IN CONCLUSION, this has been another angry rant from me. I leave you with this fascinating insight that will definitely enrich your life –

Review: Google Cardboard / Daydream

The future of reality is here! And it’s… virtual?

For a while now, everyone has been saying that VR is the next big thing. Or maybe AR is the next big thing. Or maybe AI is the next big thing. Or maybe AI AR VR is the next big thing. Who knows?

The latest Gartner Hype Cycle put VR in the Slope of Enlightenment, meaning it’s past the initial hype stage and is slowly becoming an established technology. That sounds about right to me.

The problem with VR is that to do it properly is super expensive. An HTC Vive will currently set you back a solid £600, and – worse still – you probably don’t have enough space in your rabbit hutch of a flat to actually set the thing up properly.

So when I decided to check out Virtual Reality, I didn’t go for the Vive, or the Oculus Rift, or the Playstation VR thing. I was interested in a product that Google were offering. A £15 VR headset made out of cardboard.

This is the Google Cardboard, and it’s like the cutest thing ever. Basically just two lenses in a cardboard case, it’s an entry-level solution to getting a foot onto the VR ladder. The actual VR magic is all done on your phone, hence the price point, and it actually works surprisingly well.

Using your phone, rather than a high-spec PC or console, does come with certain limitations though. You can’t do much in the way of shooting zombies in VR or playing that fun looking Rick and Morty VR game. The cardboard is much more about virtual experiences, so it’s great for VR Street View, 360 degree YouTube videos, and Paul McCartney.

It’s a great way to sample what all the fuss about VR is. And it’s incredible that you can check it out for as low as four or five pounds. All you need is a supported phone to run the thing, and off you go.

Which brings me to the other VR headset from Google: the Daydream.

I wasn’t going to get a Daydream initially, as I already had the Google Cardboard. But then I bought the original Google Pixel, which was marketed as a VR-ready phone and even came with a free Google Daydream (RRP £99). So yeah, of course I got one.

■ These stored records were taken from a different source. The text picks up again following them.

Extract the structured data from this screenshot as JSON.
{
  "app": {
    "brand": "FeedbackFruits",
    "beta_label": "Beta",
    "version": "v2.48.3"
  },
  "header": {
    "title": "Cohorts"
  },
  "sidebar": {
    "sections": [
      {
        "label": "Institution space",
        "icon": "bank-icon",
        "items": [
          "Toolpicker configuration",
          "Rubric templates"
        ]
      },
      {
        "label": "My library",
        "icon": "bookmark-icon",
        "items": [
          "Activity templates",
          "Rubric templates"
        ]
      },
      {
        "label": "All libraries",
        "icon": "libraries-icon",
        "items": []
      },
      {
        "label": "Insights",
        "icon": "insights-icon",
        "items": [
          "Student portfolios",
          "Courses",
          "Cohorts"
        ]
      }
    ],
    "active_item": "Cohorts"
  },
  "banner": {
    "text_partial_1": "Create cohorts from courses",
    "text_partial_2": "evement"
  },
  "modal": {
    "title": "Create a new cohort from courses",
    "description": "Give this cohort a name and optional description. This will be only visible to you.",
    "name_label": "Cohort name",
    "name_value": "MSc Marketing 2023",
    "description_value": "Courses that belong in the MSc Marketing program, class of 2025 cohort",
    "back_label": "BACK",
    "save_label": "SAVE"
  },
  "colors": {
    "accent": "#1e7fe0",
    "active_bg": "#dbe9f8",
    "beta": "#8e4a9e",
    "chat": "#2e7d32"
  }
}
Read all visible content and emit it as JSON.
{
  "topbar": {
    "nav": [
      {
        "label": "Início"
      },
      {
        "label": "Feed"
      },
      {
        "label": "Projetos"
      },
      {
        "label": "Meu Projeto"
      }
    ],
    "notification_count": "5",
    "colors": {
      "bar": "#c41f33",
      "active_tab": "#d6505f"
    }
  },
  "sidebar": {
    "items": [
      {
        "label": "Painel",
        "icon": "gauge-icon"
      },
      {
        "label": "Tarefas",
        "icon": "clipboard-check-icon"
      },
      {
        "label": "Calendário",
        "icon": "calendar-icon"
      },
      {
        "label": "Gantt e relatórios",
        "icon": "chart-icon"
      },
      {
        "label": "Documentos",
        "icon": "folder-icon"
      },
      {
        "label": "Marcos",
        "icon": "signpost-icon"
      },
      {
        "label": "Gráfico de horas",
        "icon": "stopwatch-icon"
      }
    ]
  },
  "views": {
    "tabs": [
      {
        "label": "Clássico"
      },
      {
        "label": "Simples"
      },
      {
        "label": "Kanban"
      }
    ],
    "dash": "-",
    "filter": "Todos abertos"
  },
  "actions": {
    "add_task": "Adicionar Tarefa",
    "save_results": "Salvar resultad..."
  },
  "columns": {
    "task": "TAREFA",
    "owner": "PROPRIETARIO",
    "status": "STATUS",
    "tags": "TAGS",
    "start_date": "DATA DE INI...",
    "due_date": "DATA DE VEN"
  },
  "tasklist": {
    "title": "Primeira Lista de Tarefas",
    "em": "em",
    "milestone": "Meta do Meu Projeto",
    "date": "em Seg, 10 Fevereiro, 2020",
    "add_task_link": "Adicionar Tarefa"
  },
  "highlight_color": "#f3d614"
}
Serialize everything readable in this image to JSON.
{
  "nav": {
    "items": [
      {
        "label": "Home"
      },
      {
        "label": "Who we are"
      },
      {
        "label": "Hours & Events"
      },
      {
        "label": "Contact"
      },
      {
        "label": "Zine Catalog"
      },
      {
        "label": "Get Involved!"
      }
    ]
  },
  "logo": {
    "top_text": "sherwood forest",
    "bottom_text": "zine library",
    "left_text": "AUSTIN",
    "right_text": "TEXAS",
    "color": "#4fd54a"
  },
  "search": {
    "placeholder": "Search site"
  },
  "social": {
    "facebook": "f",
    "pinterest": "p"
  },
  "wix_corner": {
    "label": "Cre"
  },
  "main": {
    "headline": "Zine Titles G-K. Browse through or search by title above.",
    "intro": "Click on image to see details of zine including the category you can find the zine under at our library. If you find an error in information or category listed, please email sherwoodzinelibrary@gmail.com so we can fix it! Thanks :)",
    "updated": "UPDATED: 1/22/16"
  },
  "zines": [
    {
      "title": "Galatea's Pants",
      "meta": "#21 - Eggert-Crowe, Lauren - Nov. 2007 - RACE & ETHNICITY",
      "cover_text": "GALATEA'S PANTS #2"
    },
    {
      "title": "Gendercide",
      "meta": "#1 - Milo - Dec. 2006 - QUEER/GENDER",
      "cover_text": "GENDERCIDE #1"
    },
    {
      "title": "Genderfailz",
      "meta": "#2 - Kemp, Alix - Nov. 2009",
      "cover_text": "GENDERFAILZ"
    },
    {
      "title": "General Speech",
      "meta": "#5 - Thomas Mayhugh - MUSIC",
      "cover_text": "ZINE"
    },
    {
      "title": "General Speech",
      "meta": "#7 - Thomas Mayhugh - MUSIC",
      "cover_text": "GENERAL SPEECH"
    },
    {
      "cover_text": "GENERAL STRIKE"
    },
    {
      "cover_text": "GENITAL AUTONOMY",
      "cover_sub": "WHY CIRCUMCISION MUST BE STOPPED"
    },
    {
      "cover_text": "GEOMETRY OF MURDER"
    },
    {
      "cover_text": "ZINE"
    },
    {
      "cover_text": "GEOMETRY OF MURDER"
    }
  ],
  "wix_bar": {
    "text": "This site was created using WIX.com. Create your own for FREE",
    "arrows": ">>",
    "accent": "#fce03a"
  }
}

And it’s basically a more comfortable version of the Google Cardboard. It doesn’t do anything more really, other than a few quality of life tweaks. The headstrap is super useful to stop the damn thing falling off your head, the build quality is much better and prevents light from seeping in, and it’s generally more comfortable to wear for extended periods of time.

It also comes with a little controller accessory. This connects to your phone via Bluetooth and is used to point at things, select options on-screen, and so on. It’s a huge help and just makes navigating the menus so much easier. But feature-wise, it’s pretty much the same as the Cardboard. It still uses your phone for the actual VR, which by the way is a massive massive battery drainer and will make your phone feel hotter than the sun.

I don’t find myself using the Daydream that much at the moment. When I first got it, I often got it out to experience the novelty of VR. And if people come round, it’s a good talking point. There are also some good games you can play on it like the bomb defusing party game Keep Talking & Nobody Explodes. But there’s no must-have killer app. Yet.

SO, if you’re interested in VR but don’t wanna drop the big money, check out a Google Cardboard. The Daydream probably isn’t worth it at the £99 mark for what you get. Or if you’re ready to take the full plunge maybe go and buy a Vive or something and invite me round to come play it!